My husband, Marc was in Arizona for a week at a disc golf tournament. I was looking forward to a peaceful week at the farm and getting a lot of work accomplished. After all, it is February in Michigan. It’s just not that enjoyable to be outside for long periods of time unless you are really bundled up!
The weekend was wonderful. I loved being in the barn doing chores, caring for our six Friesian horses, hanging out with our four large dogs, snuggling with all the cats and filling the wood burning furnace all weekend. I thoroughly enjoyed myself.
When Monday came, my week blew apart.
My beloved old Friesian mare had to be put down that morning. She would have been 30 year old in May. Those of us that have had horses know there is always a “special one.” Ilene was mine.

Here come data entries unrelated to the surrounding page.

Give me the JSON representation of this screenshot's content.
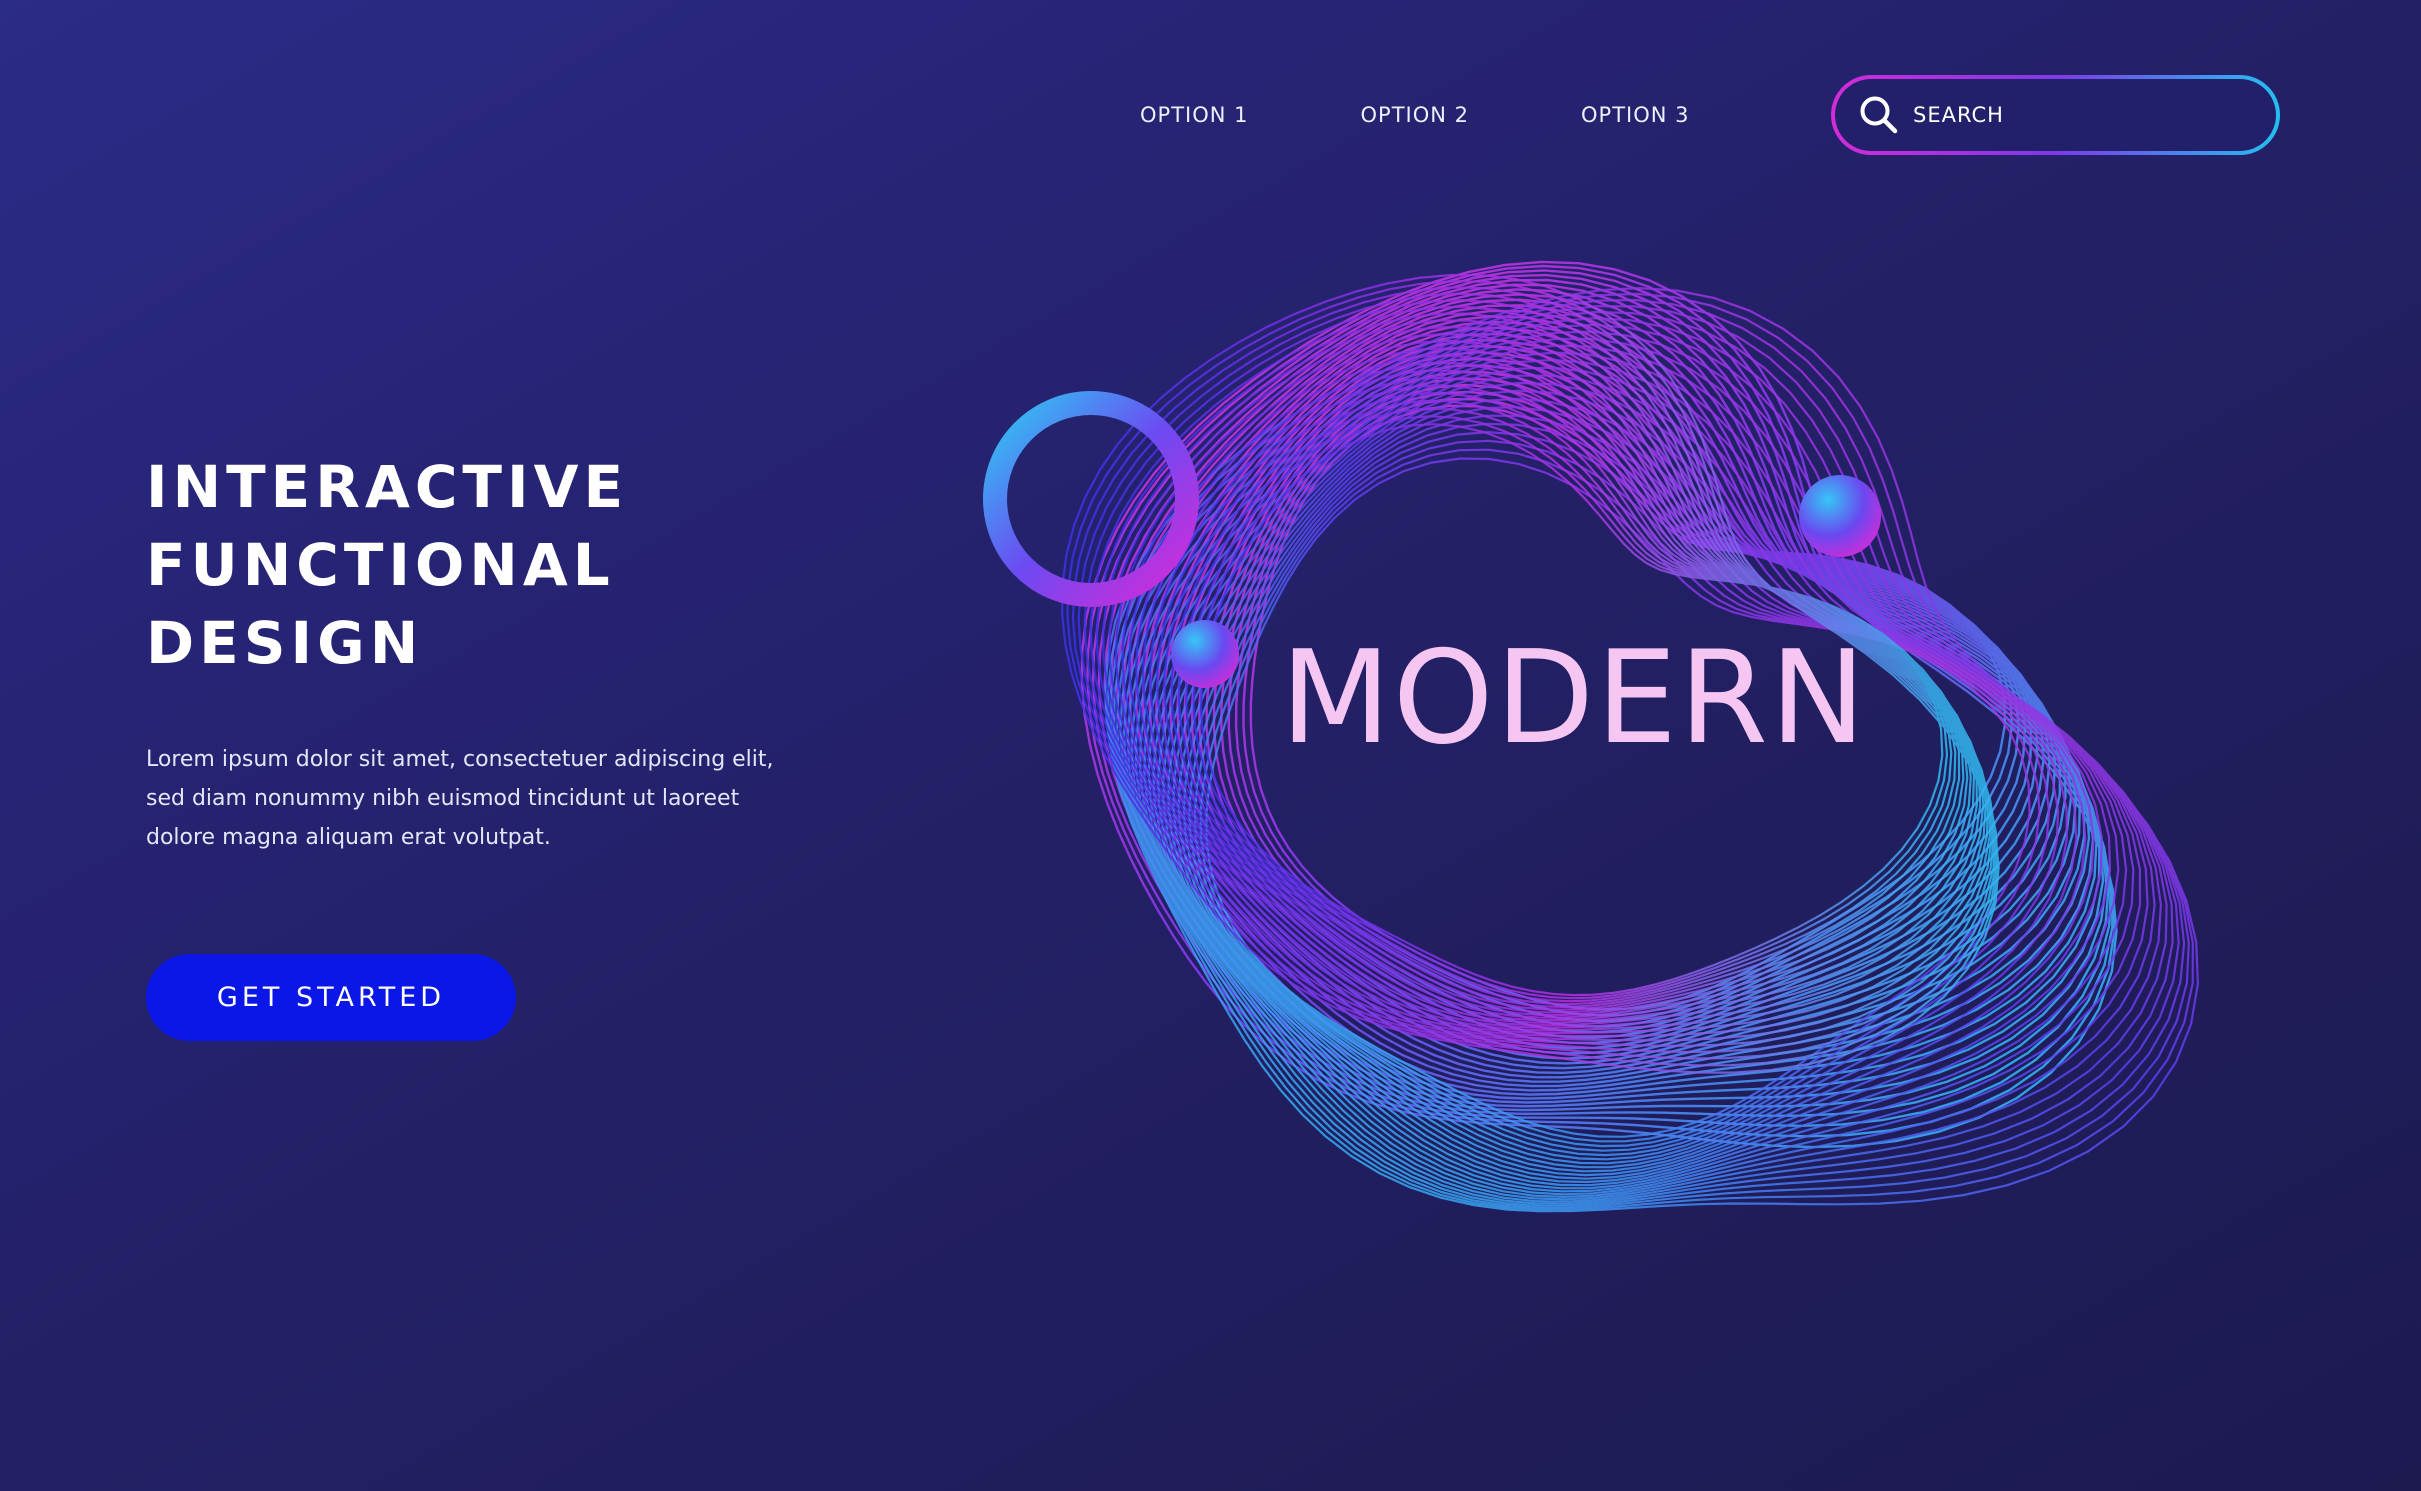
{
  "nav": {
    "items": [
      {
        "label": "OPTION 1"
      },
      {
        "label": "OPTION 2"
      },
      {
        "label": "OPTION 3"
      }
    ]
  },
  "search": {
    "placeholder": "SEARCH",
    "icon": "search-icon"
  },
  "hero": {
    "title_lines": [
      "INTERACTIVE",
      "FUNCTIONAL",
      "DESIGN"
    ],
    "body": "Lorem ipsum dolor sit amet, consectetuer adipiscing elit, sed diam nonummy nibh euismod tincidunt ut laoreet dolore magna aliquam erat volutpat.",
    "cta_label": "GET STARTED"
  },
  "artwork": {
    "word": "MODERN"
  },
  "colors": {
    "background": "#232169",
    "accent_blue": "#0a17e6",
    "accent_magenta": "#d42bd8",
    "accent_cyan": "#24c0f0",
    "word_color": "#f6c6f3"
  }
}
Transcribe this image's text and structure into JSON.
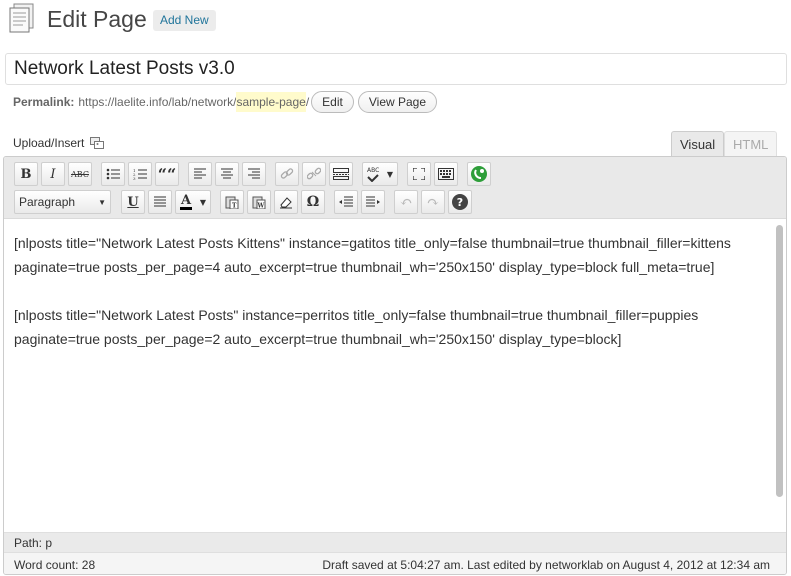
{
  "header": {
    "title": "Edit Page",
    "add_new_label": "Add New"
  },
  "post_title": {
    "value": "Network Latest Posts v3.0"
  },
  "permalink": {
    "label": "Permalink:",
    "base": "https://laelite.info/lab/network/",
    "slug": "sample-page",
    "suffix": "/",
    "edit_label": "Edit",
    "view_label": "View Page"
  },
  "media": {
    "upload_label": "Upload/Insert"
  },
  "tabs": {
    "visual": "Visual",
    "html": "HTML"
  },
  "toolbar": {
    "row1": [
      "bold",
      "italic",
      "strikethrough",
      "bullet-list",
      "numbered-list",
      "blockquote",
      "align-left",
      "align-center",
      "align-right",
      "link",
      "unlink",
      "more",
      "spellcheck",
      "fullscreen",
      "kitchen-sink",
      "plugin"
    ],
    "format_select": "Paragraph",
    "row2": [
      "underline",
      "justify",
      "text-color",
      "paste-text",
      "paste-word",
      "remove-format",
      "special-character",
      "outdent",
      "indent",
      "undo",
      "redo",
      "help"
    ],
    "glyphs": {
      "bold": "B",
      "italic": "I",
      "strike": "ABC",
      "blockquote": "““",
      "underline": "U",
      "color": "A",
      "omega": "Ω",
      "undo": "↶",
      "redo": "↷",
      "help": "?",
      "spell": "ABC"
    }
  },
  "content": {
    "paragraphs": [
      "[nlposts title=\"Network Latest Posts Kittens\" instance=gatitos title_only=false thumbnail=true thumbnail_filler=kittens paginate=true posts_per_page=4 auto_excerpt=true thumbnail_wh='250x150' display_type=block full_meta=true]",
      "[nlposts title=\"Network Latest Posts\" instance=perritos title_only=false thumbnail=true thumbnail_filler=puppies paginate=true posts_per_page=2 auto_excerpt=true thumbnail_wh='250x150' display_type=block]"
    ]
  },
  "path": {
    "text": "Path: p"
  },
  "status": {
    "word_count": "Word count: 28",
    "draft": "Draft saved at 5:04:27 am. Last edited by networklab on August 4, 2012 at 12:34 am"
  },
  "colors": {
    "link": "#21759b",
    "slug_highlight": "#fffbcc",
    "toolbar_bg": "#e9e9e9"
  }
}
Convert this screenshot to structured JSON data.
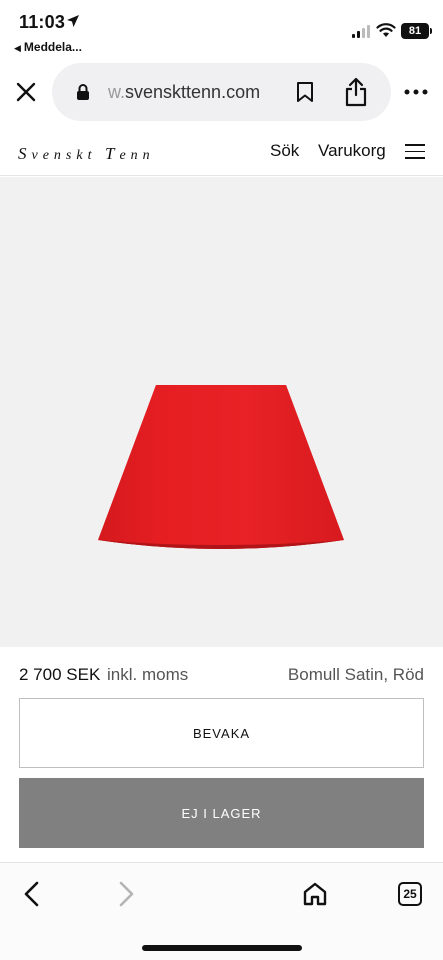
{
  "status_bar": {
    "time": "11:03",
    "back_app": "Meddela...",
    "battery": "81"
  },
  "browser": {
    "url_faded": "w.",
    "url_domain": "svenskttenn.com",
    "open_tabs": "25"
  },
  "site": {
    "logo_first": "S",
    "logo_rest_1": "venskt",
    "logo_second": "T",
    "logo_rest_2": "enn",
    "nav_search": "Sök",
    "nav_cart": "Varukorg"
  },
  "product": {
    "price": "2 700 SEK",
    "vat_note": "inkl. moms",
    "variant": "Bomull Satin, Röd",
    "watch_label": "BEVAKA",
    "stock_label": "EJ I LAGER",
    "shade_color": "#e51e22"
  },
  "icons": {
    "close": "close-icon",
    "lock": "lock-icon",
    "bookmark": "bookmark-icon",
    "share": "share-icon",
    "more": "more-icon",
    "menu": "hamburger-icon",
    "back": "chevron-left-icon",
    "forward": "chevron-right-icon",
    "home": "home-icon",
    "tabs": "tabs-icon"
  }
}
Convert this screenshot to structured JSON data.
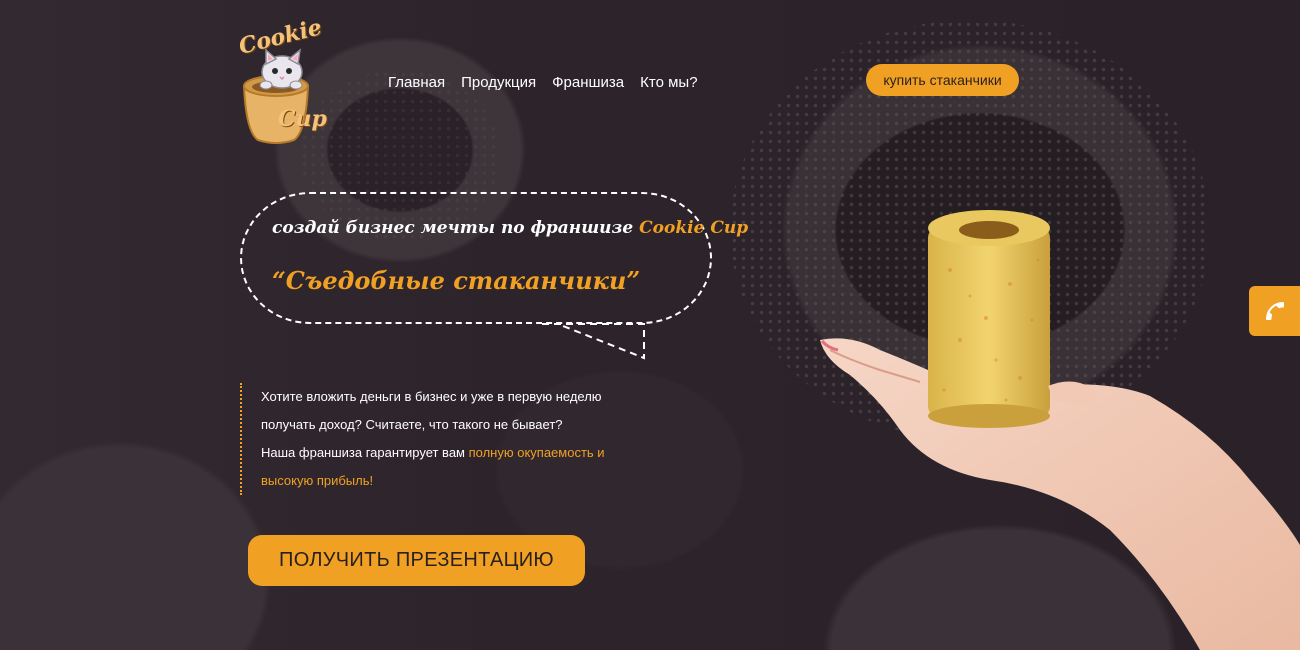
{
  "logo": {
    "line1": "Cookie",
    "line2": "Cup"
  },
  "nav": {
    "items": [
      {
        "label": "Главная"
      },
      {
        "label": "Продукция"
      },
      {
        "label": "Франшиза"
      },
      {
        "label": "Кто мы?"
      }
    ]
  },
  "header": {
    "buy_label": "купить стаканчики"
  },
  "hero": {
    "headline_prefix": "создай бизнес мечты по франшизе ",
    "headline_brand": "Cookie Cup",
    "slogan": "“Съедобные стаканчики”"
  },
  "description": {
    "line1": "Хотите вложить деньги в бизнес и уже в первую неделю",
    "line2": "получать доход? Считаете, что такого не бывает?",
    "line3_prefix": "Наша франшиза гарантирует вам ",
    "line3_accent": "полную окупаемость и",
    "line4_accent": "высокую прибыль!"
  },
  "cta": {
    "label": "ПОЛУЧИТЬ ПРЕЗЕНТАЦИЮ"
  },
  "colors": {
    "accent": "#f0a124",
    "background": "#2b2329",
    "text": "#ffffff"
  },
  "icons": {
    "phone": "phone-icon",
    "logo": "cat-cup-logo"
  }
}
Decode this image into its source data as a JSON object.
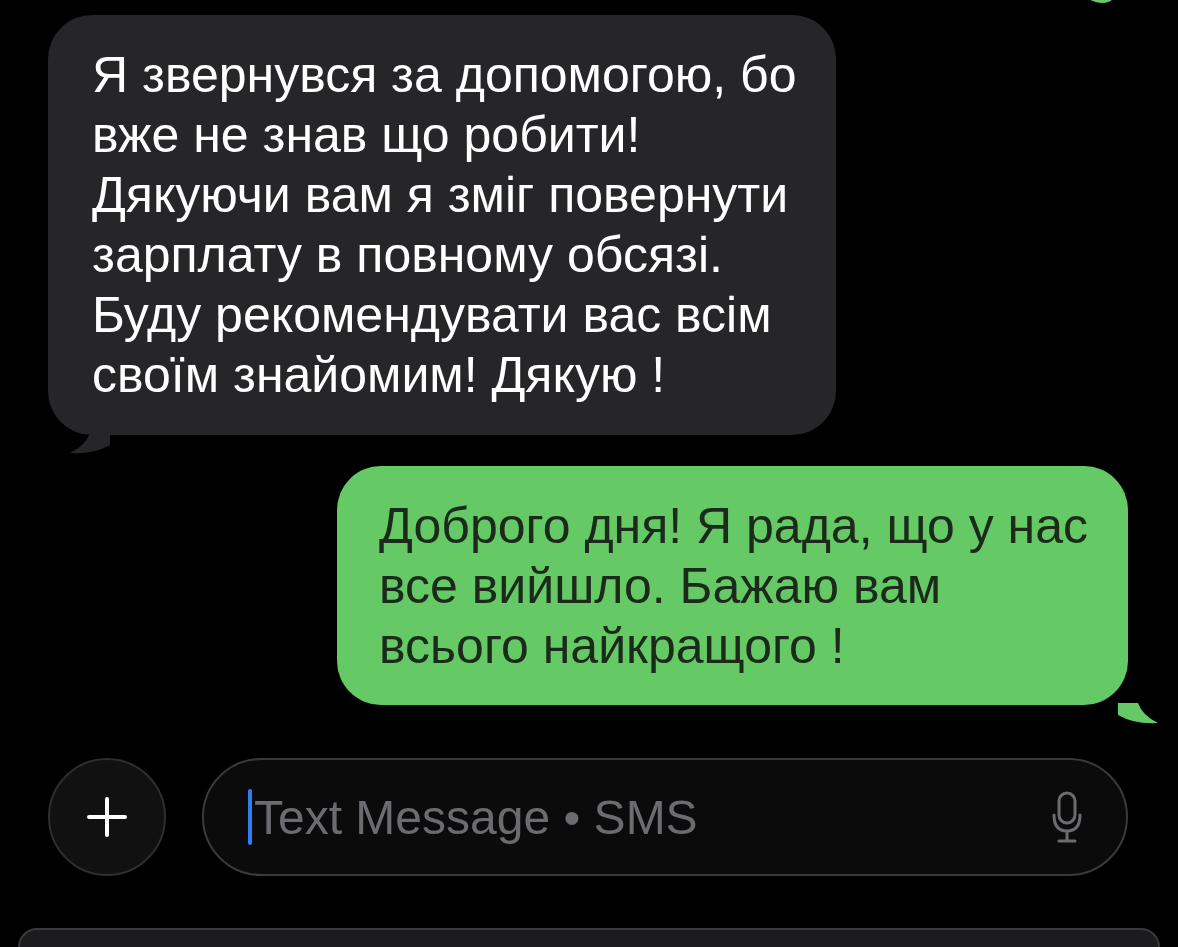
{
  "messages": [
    {
      "kind": "received",
      "text": "Я звернувся за допомогою, бо\nвже не знав що робити!\nДякуючи вам я зміг повернути\nзарплату в повному обсязі.\nБуду рекомендувати вас всім\nсвоїм знайомим! Дякую !"
    },
    {
      "kind": "sent",
      "text": "Доброго дня! Я рада, що у нас\nвсе вийшло. Бажаю вам\nвсього найкращого !"
    }
  ],
  "composer": {
    "placeholder": "Text Message • SMS"
  }
}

On Tuesday, Lisa VanSweden, my artist and good friend, came to the farm to help me keep my mind off Ilene. She was going to spend the night, just hanging out, relaxing. Little did we know, we would be racing one of our beloved Maremma Sheepdogs into the pet emergency clinic with bloat late Tuesday night. We were there all night as Reagan went through emergency surgery to save his life. Marc was catching the first flight out in the morning to get home and Lisa helped keep me somewhat calm as the night wore on. I was an emotional wreck.
Running a farm is a lot of work and ours is no exception. Fortunately, we have someone who works at our farm and cares for all our critters. Tina is indispensable to Marc and me. Without someone like Tina, we could never do what we do. She helps us with all the chores associated with a farm. When we travel, she moves into the house and tends to everything in our absence. She loves and cares for our animals like they are her own.
Tina was the one who found Ilene down in her stall early on Monday. She called me immediately to come to the barn. For the last two years, we had known that Ilene had been running on borrowed time. We also knew that if she went down, she would never get up.
When Tina learned that Reagan was in emergency surgery Tuesday night, she stayed up the rest of the night. We texted updates and surgery reports back and forth until we knew the surgery was successful.
On Wednesday, with eyes blurry from a serious lack of sleep, Tina told this tale to Lisa VanSweden and me. We loved it. I know if you are reading this blog, you are an animal lover and will love it, as well.
Two weeks previously, Tina had to put down her beloved Beagle mix. She found it very helpful to recall these wise words from an old-time vet long ago.
Over 20 years ago, I sat sobbing quietly in the vet’s office. I told the vet, “Please don’t let this puppy die, I just can’t lose him.” Then, this older, gruff vet, who was not known for a good bedside manner, did something very unexpected and unforgettable. He pulled up a chair, sat directly in front of me, took my chin in his hand and said, “Young lady, look at me.”
When I looked up, his expression was soft and kind. His eyes glistened with unshed tears. He said, as best as I can remember, “Raising, having, and loving animals is hard work and heartbreaking. Their life span is nowhere near ours. If you have them, most likely you’re going to have them die. There’s accidents, injuries, diseases, or if you’re lucky, just plain old age. Now that’s life. No amount of care, precaution, love, or medicine can change that. There’s nothing a loving owner, a skilled vet, or anyone can do to stop it. Now death isn’t pretty or easy, and at times it is brutal and just plain awful. Sometimes, as an owner you are forced to make a decision that relieves their suffering and that’s always a tough call. Now I know you love this puppy just like you loved Bear. I will do all I can, but I can’t promise he will make it. Now if you really just can’t handle that – and there’s no shame if you can’t – I suggest you get out of having animals. Everything that lives – dies. It isn’t easy and you never really get used to it. I’ve lost and had to put down many, and sometimes even I still get emotional. You just have to decide if all the love and joy they bring to your life is worth the heartbreak.”
And with that, he stood up, put the chair back, and said, “I’ll call you in the morning and let you know if he made it through the night.”
Well, that beautiful, sweet puppy lived and went on to bring joy to the whole family for over 13 years. He grew up with my kids and was loved by all that knew him. The vet never showed his soft side again, but at one visit a few years later, this time with a horse, he did look at me with a wink and said, “You made the right choice. There are lots of animals that could use the amount of love and care you give them.”
After Annie passed away, and with the events of this week, I have reflected back on that advice and all of the great furry friends I have been privileged to know. I’ve learned to smile through the tears and embrace the memories, and never question my decision to keep them a part of my life.
Such wonderful wisdom. No amount of sorrow will ever keep me from having animals in my life. The joy they bring far outweighs their passing. I will always do my best to keep pets safe, healthy, comfortable, and happy.
I, like Tina, have never questioned my decision to make them such a large part of my life.